I BENT DOWN, rested my knees on a prayer cushion, and began typing into a small computer. In front of me were dozens of candles, flowers, Japanese lucky cat figurines, and several wallet-sized picture frames. They held photos of Vitalik Buterin, the Canadian programmer who cofounded the computing platform Ethereum, as well as of Dorian Nakamoto, a man in his 60s with the same last name as the founder of Bitcoin. He was misidentified as its creator by Newsweek in 2014; because no one knows what the actual Satoshi Nakamoto looks like, the California man's image has continued to serve as a stand-in.

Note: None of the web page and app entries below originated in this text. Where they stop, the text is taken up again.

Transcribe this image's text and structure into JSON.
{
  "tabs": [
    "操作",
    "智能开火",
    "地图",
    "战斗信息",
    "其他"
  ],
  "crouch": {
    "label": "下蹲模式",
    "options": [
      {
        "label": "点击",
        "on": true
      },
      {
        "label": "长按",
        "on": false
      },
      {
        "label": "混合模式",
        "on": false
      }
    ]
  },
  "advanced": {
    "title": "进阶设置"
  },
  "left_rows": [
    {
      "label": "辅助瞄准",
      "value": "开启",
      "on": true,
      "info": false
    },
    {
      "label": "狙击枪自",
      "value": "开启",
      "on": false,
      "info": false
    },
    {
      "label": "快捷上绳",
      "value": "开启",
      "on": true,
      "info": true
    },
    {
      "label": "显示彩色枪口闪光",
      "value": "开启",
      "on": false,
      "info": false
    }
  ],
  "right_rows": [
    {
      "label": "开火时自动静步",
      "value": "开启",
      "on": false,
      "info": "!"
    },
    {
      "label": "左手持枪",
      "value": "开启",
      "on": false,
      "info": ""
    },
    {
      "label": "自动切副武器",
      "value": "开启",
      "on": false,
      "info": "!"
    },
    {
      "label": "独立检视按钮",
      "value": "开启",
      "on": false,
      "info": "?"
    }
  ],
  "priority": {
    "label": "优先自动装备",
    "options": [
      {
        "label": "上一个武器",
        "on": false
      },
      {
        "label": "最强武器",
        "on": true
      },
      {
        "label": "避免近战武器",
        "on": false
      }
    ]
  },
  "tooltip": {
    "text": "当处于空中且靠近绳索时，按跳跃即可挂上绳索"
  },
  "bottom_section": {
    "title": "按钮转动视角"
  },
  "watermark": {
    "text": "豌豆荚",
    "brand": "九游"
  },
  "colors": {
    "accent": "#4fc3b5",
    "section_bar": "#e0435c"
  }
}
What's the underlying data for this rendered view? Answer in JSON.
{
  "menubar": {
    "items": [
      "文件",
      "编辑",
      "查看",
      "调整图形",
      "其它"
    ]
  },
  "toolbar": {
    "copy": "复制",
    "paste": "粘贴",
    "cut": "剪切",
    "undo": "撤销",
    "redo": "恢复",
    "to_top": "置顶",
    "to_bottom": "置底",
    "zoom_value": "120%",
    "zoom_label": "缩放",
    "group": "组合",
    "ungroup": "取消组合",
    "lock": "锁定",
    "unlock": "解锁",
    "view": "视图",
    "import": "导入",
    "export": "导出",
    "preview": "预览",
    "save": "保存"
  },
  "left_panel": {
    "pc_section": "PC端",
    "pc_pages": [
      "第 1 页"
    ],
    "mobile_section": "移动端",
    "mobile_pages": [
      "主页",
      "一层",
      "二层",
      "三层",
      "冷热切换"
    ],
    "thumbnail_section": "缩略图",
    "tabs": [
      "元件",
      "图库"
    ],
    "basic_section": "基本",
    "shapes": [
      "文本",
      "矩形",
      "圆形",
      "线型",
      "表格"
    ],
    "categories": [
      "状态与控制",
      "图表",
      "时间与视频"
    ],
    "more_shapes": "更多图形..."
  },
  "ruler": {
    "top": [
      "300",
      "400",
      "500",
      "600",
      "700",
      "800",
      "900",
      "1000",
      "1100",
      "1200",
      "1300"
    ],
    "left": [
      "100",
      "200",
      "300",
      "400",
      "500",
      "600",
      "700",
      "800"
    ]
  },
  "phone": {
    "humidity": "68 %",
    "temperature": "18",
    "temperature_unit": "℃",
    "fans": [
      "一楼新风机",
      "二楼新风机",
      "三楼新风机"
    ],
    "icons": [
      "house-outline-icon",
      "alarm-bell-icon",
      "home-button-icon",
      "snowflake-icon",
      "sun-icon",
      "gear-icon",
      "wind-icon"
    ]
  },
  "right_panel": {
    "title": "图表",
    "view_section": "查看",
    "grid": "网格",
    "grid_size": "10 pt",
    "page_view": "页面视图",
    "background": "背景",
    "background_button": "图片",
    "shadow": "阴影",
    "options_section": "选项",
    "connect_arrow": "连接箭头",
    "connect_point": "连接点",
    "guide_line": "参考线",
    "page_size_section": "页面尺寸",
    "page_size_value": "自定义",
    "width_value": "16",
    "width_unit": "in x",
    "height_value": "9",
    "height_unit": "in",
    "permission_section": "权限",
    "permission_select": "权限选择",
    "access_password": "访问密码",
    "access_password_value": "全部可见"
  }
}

At the altar, a message on a small computer screen prompted visitors to write prayers to the real Nakamoto, which were then algorithmically transformed into random private keys, which were in turn used to guess the password that unlocks the Bitcoin inventor's abandoned cryptocurrency fortune—estimated to be worth over $8 billion. I entered in a halfhearted prayer, waited a few beats, and was greeted with a message: "I'm sorry my child. You are not the chosen one. Have more faith in the HODL. Spread the good word of decentralization."